The Remuneration Committee have included a vesting schedule of 25%, 25% and 50% across the three years of each grant in order to ensure that the RSU and PSU plans are attractive and differentiated in appealing to two key groups of employees: Firstly, new hires would be less likely to fully value these awards if they had to commit for the full three years before receiving an award, and this is viewed as putting the Group at an unnecessary disadvantage in the competition for talent. Secondly, a significant group of more senior and experienced employees were co-investors in the private equity project to acquire the Allegro and Ceneo businesses and acquired significant wealth in the form of Allegro shares following the Group’s IPO. As some of these individuals may be considering pursuing other life goals than a professional business career with the help of their greater financial independence, the Remuneration Committee believes that the shorter vesting periods makes it more attractive for them to continue contributing to the growth of the Allegro Group in the short term, without needing to commit for three years in order to benefit from the AIP.

Part II – The auditors

Question 5: PwC’s non-audit fees were 77% of total fees received during the fiscal year. Was this a one-off, perhaps because of consulting work due to the IPO? Could you share any details on the nature of the non-audit fees paid to PWC, and whether you would expect this to reduce in future?

Allegro: PwC non-audit fees charged in 2020 related mostly to services connected with the IPO. Auditors performed the assessment before commencing any non-audit services and none of the services impaired PwC independence. Most related to services pre-IPO:

  • audit of the consolidated financial statements of Adinan Super Topco ( for the years 2019-2017;
  • review of the interim condensed consolidated financial statements for 6 months ended 30 June 2020 and 30 June 2019;
  • professional services in relation to the issuance of comfort letters and
  • review of interim condensed consolidated financial statements for 9 months ended 30 June 2020.

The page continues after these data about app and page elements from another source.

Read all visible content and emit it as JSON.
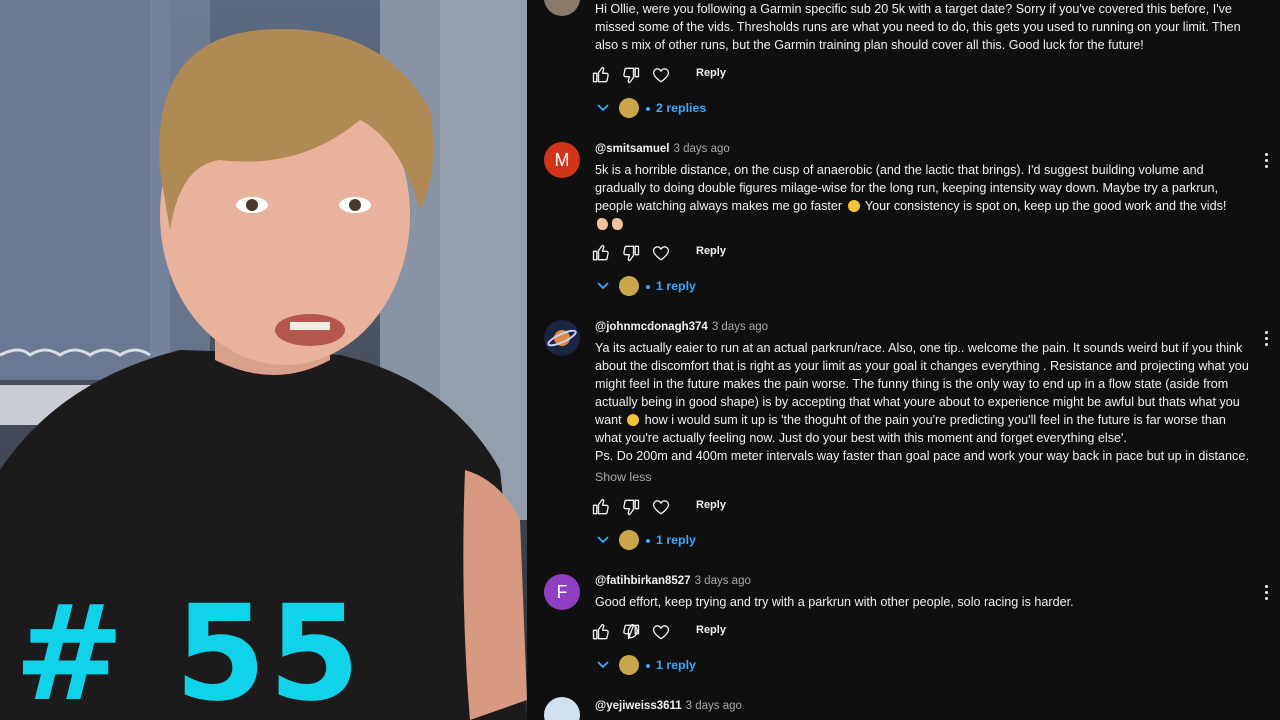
{
  "video": {
    "episode_label": "# 55"
  },
  "comments": [
    {
      "handle": "",
      "time": "",
      "avatar_letter": "",
      "avatar_color": "#8a7a6a",
      "paragraphs": [
        "Hi Ollie, were you following a Garmin specific sub 20 5k with a target date? Sorry if you've covered this before, I've missed some of the vids. Thresholds runs are what you need to do, this gets you used to running on your limit. Then also s mix of other runs, but the Garmin training plan should cover all this. Good luck for the future!"
      ],
      "reply_label": "Reply",
      "replies_label": "2 replies"
    },
    {
      "handle": "@smitsamuel",
      "time": "3 days ago",
      "avatar_letter": "M",
      "avatar_color": "#d2341b",
      "paragraphs": [
        "5k is a horrible distance, on the cusp of anaerobic (and the lactic that brings). I'd suggest building volume and gradually to doing double figures milage-wise for the long run, keeping intensity way down. Maybe try a parkrun, people watching always makes me go faster",
        "Your consistency is spot on, keep up the good work and the vids!"
      ],
      "reply_label": "Reply",
      "replies_label": "1 reply"
    },
    {
      "handle": "@johnmcdonagh374",
      "time": "3 days ago",
      "avatar_letter": "",
      "avatar_color": "#1b2440",
      "paragraphs": [
        "Ya its actually eaier to run at an actual parkrun/race. Also, one tip.. welcome the pain. It sounds weird but if you think about the discomfort that is right as your limit as your goal it changes everything . Resistance and projecting what you might feel in the future makes the pain worse. The funny thing is the only way to end up in a flow state (aside from actually being in good shape) is by accepting that what youre about to experience might be awful but thats what you want",
        "how i would sum it up is 'the thoguht of the pain you're predicting you'll feel in the future is far worse than what you're actually feeling now. Just do your best with this moment and forget everything else'.",
        "Ps. Do 200m and 400m meter intervals way faster than goal pace and work your way back in pace but up in distance."
      ],
      "show_less": "Show less",
      "reply_label": "Reply",
      "replies_label": "1 reply"
    },
    {
      "handle": "@fatihbirkan8527",
      "time": "3 days ago",
      "avatar_letter": "F",
      "avatar_color": "#8e3fc4",
      "paragraphs": [
        "Good effort, keep trying and try with a parkrun with other people, solo racing is harder."
      ],
      "reply_label": "Reply",
      "replies_label": "1 reply"
    },
    {
      "handle": "@yejiweiss3611",
      "time": "3 days ago",
      "avatar_letter": "",
      "avatar_color": "#cfe0f0"
    }
  ],
  "icons": [
    "like-icon",
    "dislike-icon",
    "heart-icon",
    "chevron-down-icon",
    "more-vertical-icon"
  ],
  "colors": {
    "accent_link": "#3ea6ff",
    "episode_number": "#10d2e8",
    "panel_bg": "#0f0f0f"
  }
}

The above services are considered permissible under relevant EU, Luxembourg and Polish independence regulations. PwC confirmed independence to the Audit Committee during the 2020 audit and at the closing meeting on 1 March 2021. After became a public entity, the only non-audit services in 2020 related to the review of Q3 accounts.